Let’s talk about the numerous photography pages which have dotted social media of late. From photographers specializing in artsy street photography to mushy pre-wedding shoot, we have it all. While it’s indeed great that people have taken interest in photography, here we present a handful of legal trivia photographers have wondered about before and actually need to know:
The thumb rule: If you can behold it, you can shoot it ;but quite a lot of cases have been slapped (and rightfully so!) on people for secretly trying to snap pictures of women. While that is not expressly illegal but it can indeed prove to be potentially offensive.
Is it illegal to take photographs at public places in India?
Not unless there’s a sign expressly depicting the same but it’s definitely on the helluva wrong side of law if you are photographing people who refuse to be photographed.
Are using aerial drones for photography legal?

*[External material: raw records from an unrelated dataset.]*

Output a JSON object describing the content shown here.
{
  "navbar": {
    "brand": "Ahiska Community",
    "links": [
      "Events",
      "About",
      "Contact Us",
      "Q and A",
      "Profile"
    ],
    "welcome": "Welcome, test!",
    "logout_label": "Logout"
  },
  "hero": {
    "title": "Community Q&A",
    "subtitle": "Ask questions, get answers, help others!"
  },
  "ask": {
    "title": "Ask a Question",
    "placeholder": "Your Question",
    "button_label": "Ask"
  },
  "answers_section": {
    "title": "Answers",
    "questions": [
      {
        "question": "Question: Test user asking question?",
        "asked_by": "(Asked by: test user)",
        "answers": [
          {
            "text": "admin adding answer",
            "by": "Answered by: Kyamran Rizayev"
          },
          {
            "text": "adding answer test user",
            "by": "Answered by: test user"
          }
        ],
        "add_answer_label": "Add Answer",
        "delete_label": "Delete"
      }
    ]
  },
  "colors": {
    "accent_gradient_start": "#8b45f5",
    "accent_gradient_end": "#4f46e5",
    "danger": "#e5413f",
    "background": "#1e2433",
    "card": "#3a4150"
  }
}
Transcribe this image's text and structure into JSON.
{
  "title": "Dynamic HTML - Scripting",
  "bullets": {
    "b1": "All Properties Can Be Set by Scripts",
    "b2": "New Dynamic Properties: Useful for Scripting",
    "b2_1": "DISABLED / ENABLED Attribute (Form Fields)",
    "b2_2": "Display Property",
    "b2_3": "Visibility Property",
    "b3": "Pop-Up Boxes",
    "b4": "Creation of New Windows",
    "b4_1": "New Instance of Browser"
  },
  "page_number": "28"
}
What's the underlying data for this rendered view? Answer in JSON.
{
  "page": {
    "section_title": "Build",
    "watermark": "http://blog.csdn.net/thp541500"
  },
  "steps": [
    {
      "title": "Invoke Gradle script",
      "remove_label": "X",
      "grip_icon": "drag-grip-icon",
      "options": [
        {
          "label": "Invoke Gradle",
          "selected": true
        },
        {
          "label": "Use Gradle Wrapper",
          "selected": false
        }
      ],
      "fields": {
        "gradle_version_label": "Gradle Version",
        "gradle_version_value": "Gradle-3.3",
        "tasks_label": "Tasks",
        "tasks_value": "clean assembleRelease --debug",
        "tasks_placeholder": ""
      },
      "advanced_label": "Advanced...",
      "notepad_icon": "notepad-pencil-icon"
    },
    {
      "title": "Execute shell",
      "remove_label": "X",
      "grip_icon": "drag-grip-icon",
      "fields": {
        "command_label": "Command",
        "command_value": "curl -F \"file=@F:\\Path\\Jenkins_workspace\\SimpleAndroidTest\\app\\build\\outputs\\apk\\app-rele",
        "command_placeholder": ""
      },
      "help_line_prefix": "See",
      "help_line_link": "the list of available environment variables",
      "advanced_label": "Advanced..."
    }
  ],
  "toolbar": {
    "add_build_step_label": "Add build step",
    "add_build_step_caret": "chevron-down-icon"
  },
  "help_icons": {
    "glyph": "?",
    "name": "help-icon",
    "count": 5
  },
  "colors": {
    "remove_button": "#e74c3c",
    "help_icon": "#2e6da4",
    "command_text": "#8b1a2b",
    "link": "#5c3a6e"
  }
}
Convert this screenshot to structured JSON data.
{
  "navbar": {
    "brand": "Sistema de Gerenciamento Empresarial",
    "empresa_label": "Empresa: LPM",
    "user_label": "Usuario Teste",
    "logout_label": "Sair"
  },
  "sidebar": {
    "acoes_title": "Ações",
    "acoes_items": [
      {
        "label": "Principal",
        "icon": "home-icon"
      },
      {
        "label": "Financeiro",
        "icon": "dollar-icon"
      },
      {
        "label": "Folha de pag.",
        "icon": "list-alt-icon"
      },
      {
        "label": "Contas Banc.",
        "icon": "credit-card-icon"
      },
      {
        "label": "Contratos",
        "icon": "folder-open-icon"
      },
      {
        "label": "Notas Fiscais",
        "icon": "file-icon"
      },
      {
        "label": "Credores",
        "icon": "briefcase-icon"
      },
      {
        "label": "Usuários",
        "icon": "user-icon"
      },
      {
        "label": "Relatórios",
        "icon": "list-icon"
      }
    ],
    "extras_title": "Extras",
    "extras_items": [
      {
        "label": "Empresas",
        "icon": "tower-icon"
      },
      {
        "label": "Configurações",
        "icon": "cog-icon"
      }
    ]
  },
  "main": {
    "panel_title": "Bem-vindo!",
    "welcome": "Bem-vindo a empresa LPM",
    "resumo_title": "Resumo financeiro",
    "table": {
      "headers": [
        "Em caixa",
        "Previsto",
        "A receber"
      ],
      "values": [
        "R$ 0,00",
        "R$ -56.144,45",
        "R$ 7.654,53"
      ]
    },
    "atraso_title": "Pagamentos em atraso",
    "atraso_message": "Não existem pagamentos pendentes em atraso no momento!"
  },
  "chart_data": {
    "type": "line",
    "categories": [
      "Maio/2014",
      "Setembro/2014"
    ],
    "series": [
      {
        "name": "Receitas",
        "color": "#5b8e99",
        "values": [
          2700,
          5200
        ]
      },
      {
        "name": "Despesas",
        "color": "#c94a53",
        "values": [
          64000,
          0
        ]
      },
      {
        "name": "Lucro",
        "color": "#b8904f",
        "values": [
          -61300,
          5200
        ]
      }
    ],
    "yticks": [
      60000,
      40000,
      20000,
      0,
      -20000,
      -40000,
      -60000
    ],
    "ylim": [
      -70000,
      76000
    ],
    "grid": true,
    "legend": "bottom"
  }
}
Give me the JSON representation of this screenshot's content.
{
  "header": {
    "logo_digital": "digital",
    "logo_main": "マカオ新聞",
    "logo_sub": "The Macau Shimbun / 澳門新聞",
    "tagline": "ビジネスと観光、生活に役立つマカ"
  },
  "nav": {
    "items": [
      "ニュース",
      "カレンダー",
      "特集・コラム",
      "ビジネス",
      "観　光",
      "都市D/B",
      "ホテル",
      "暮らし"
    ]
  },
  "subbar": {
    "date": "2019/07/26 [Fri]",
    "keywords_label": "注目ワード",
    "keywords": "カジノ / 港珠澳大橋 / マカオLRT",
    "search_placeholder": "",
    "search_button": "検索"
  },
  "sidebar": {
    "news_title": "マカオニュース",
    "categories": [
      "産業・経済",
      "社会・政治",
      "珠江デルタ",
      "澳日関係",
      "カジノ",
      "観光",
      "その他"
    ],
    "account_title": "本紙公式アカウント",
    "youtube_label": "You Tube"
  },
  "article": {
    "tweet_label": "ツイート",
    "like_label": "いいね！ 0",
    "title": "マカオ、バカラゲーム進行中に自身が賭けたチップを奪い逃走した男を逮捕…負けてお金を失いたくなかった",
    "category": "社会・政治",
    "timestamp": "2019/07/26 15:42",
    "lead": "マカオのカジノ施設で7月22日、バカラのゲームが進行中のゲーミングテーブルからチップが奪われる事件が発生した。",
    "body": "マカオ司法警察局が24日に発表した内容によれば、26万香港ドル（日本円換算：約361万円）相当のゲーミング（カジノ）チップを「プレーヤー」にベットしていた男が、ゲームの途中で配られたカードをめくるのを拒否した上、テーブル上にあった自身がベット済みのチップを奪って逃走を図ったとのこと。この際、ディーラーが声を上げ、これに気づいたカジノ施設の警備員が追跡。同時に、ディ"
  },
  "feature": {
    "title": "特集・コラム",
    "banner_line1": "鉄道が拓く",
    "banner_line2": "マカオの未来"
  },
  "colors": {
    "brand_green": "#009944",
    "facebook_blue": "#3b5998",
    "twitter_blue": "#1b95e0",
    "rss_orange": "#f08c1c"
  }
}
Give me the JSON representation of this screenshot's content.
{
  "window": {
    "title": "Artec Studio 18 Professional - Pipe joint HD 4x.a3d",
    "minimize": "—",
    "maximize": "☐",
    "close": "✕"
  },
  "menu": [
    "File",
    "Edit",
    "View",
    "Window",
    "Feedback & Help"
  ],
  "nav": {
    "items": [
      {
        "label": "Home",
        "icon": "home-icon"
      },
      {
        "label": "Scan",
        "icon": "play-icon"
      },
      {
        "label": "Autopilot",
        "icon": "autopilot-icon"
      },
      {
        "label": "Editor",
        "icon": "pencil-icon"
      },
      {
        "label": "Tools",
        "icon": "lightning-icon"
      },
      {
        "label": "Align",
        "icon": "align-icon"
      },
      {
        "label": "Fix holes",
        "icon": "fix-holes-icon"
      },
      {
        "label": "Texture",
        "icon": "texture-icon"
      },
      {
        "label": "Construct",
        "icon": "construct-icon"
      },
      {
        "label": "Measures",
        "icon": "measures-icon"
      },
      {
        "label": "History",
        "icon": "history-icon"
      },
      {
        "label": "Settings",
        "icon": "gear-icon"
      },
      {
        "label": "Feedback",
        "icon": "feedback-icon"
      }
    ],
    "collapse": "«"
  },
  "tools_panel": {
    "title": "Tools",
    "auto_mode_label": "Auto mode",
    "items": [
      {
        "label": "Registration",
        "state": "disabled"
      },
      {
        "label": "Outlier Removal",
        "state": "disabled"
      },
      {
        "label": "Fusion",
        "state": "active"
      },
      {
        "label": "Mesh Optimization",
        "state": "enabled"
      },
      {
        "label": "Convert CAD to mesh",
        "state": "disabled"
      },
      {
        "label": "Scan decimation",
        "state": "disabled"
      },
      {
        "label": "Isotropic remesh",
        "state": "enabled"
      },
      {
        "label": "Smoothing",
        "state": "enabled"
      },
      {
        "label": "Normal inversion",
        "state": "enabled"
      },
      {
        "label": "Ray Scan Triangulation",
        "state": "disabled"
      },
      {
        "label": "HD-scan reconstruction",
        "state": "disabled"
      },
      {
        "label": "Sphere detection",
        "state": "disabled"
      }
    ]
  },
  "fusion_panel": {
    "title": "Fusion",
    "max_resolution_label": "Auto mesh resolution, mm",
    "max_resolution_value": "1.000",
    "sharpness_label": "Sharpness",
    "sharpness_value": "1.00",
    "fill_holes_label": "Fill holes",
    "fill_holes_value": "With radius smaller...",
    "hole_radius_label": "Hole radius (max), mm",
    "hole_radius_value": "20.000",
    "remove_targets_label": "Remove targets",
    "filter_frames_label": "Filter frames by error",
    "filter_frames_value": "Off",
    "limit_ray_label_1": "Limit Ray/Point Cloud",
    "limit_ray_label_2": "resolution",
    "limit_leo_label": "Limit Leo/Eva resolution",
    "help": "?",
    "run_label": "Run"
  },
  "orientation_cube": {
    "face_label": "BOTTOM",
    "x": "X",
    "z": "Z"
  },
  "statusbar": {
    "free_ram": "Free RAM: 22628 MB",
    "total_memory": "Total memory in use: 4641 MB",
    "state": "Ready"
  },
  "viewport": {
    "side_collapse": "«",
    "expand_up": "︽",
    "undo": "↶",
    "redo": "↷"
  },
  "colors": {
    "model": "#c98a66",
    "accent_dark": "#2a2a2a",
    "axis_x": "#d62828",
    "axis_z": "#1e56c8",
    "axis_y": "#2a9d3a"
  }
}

Drones might pose a threat to security if left unregulated and they have been banned for commercial purposes in 2014. A lot of ambiguity pertaining to this still exists, though. A permit is required for aerial photography and takes about a month.
Can you take photographs of protected monuments?
Yes, but to bring in your appliances for the same, you need a written permission from an archaeological officer.
Does it clash with copyright law?
If you are at a designer store or a curio, despite the designs hanging outside as wares to be sold off, you are forbidden from clicking your way to glory because photographing them technically amounts to an attempt of illegally replicating their designs.
It goes without saying that photographers need to respect the privacy of individuals, failing which legal action can well be taken against them. You might find a striking face in the crowd but it’s not just polite to ask before you snap but legally the right thing to do as well.